  • Physical Activity: Regular physical activity stimulates the release of endorphins, which are natural mood lifters and pain relievers. Even short, brisk walks during a break can have substantial effects on reducing stress levels.

Mental Health’s Role in Lifestyle Choices

Understanding the link between your mental health and the choices you make each day is crucial. It’s about how such health affects your pick of lifestyle factors like exercisediet, and social interactions, which in turn, influence your physical health.

Impact of Mental Health on Making Healthy Choices

Your mental health can be the driver or the roadblock in the journey toward healthy living:

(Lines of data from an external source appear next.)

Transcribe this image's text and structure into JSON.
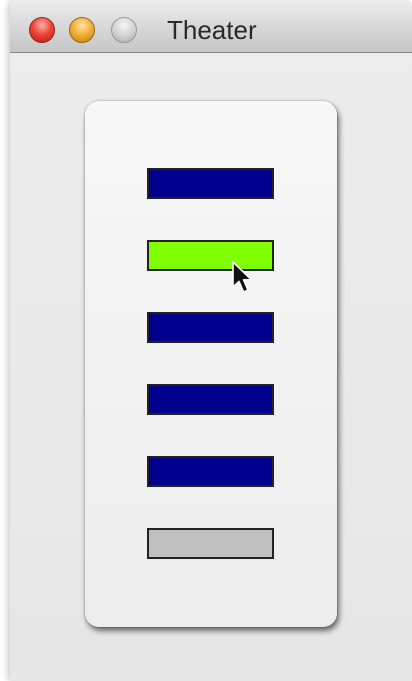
{
  "window": {
    "title": "Theater"
  },
  "panel": {
    "buttons": [
      {
        "name": "bar-button-1",
        "color": "#00008f",
        "state": "off"
      },
      {
        "name": "bar-button-2",
        "color": "#80ff00",
        "state": "active"
      },
      {
        "name": "bar-button-3",
        "color": "#00008f",
        "state": "off"
      },
      {
        "name": "bar-button-4",
        "color": "#00008f",
        "state": "off"
      },
      {
        "name": "bar-button-5",
        "color": "#00008f",
        "state": "off"
      },
      {
        "name": "bar-button-6",
        "color": "#c0c0c0",
        "state": "disabled"
      }
    ]
  },
  "icons": {
    "close": "close-traffic-light-icon",
    "minimize": "minimize-traffic-light-icon",
    "zoom": "zoom-traffic-light-icon",
    "cursor": "mouse-pointer-icon"
  }
}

  • Challenges with Poor Mental Health: When your mental health is compromised, it may hinder your ability to engage in beneficial activities like regular exercise or maintaining a balanced diet. For example, feeling overwhelmed, anxious, or depressed can make the decision to go for a morning run much harder.
  • Benefits of Stable Mental Health: Conversely, when your mental health is stable, it’s easier to make choices that enhance your sleep and overall wellness. Decisions like going for health screenings or consulting with a psychotherapist, although daunting, are crucial for maintaining health.
  • Role of Social Support: Individuals struggling with mental health might isolate themselves, complicating the effort needed to make healthy lifestyle choices. Family members and friends can play a significant role in providing support and encouragement for adopting healthier practices.

Understanding these dynamics can help you better navigate the interplay between mental and physical health, emphasizing the importance of mental well-being in achieving a healthier lifestyle.

Strategies for Improving Decision-Making and Relational Skills

To enhance your ability to make healthier choices, it’s all about refining both decision-making and relational skills.

Building Trust with Health Professionals

Developing a strong rapport with health professionals like your primary care physician or therapists is crucial. Establishing trust with these experts makes it easier to follow their advice on lifestyle choices that positively impact your mental and physical health.

Developing a Support System

Creating a support network of friends and family is vital. They can provide motivation, join you in health-promoting activities, and help reduce feelings of isolation, thereby boosting your social well-being.

Proactive Health Management

Make a habit of proactively scheduling health-related appointments, such as screenings with your doctor or therapy sessions. These regular check-ups serve as preventative measures that keep you informed and prepared to take decisive steps towards improving your health.

Navigating Health Strategies

Successfully navigating these strategies requires maintaining a neutral perspective. It’s important to acknowledge the challenges you face while recognizing your own capabilities to enact significant changes in your lifestyle for better health.

This balanced approach helps you remain committed to your health goals and effectively manage both mental and physical well-being.